Arthur: Mid 60s. And he’s always very active his whole life. He used to be a carpenter.
Danielle: Jesus was a carpenter.
Arthur: Yes, and he kind of looks like him, although I don’t know if that is the look he is going for.
Danielle: And he has Wernicke’s encephalopathy, which you say in the film is the alcoholic’s disease. I looked it up and it seems that is the technical name for what many of us know to be “Wet Brain.” But when you ask your uncle if he thinks he is an alcoholic, all he says is that he might be an alcoholic. What are your feelings about that response?
Arthur: It’s crazy. He is in denial about it. He actually thinks it’s a conspiracy—he thinks his issues are a result of drinking too much water. My uncle and I aren’t particularly close because he moved to Costa Rica when I was young and just moved back to the UK a few years ago.

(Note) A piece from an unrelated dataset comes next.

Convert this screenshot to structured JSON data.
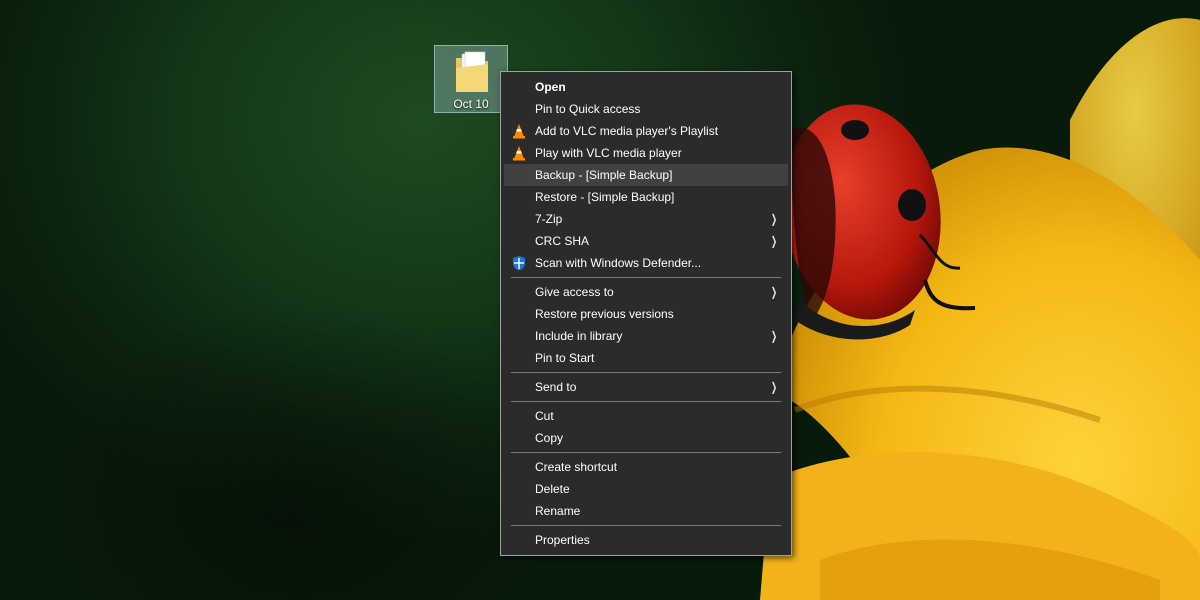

So over the last decade, I have only seen him about three or four times. The last time I saw him was three years ago at a BBQ at my dad’s house and he was doing fine. He was walking and articulate and fairly healthy looking. So when I saw him to shoot the film, it was a huge change.
Danielle: What do you hope people will take away from A Royal Hangover?
Arthur: I want people to see alcohol as a drug not as just a beverage or a form of entertainment. People’s mindsets need to change. I want people to think about their own personal drinking habits and look at their relationship with alcohol. I hope it will help some people move towards making healthier life choices.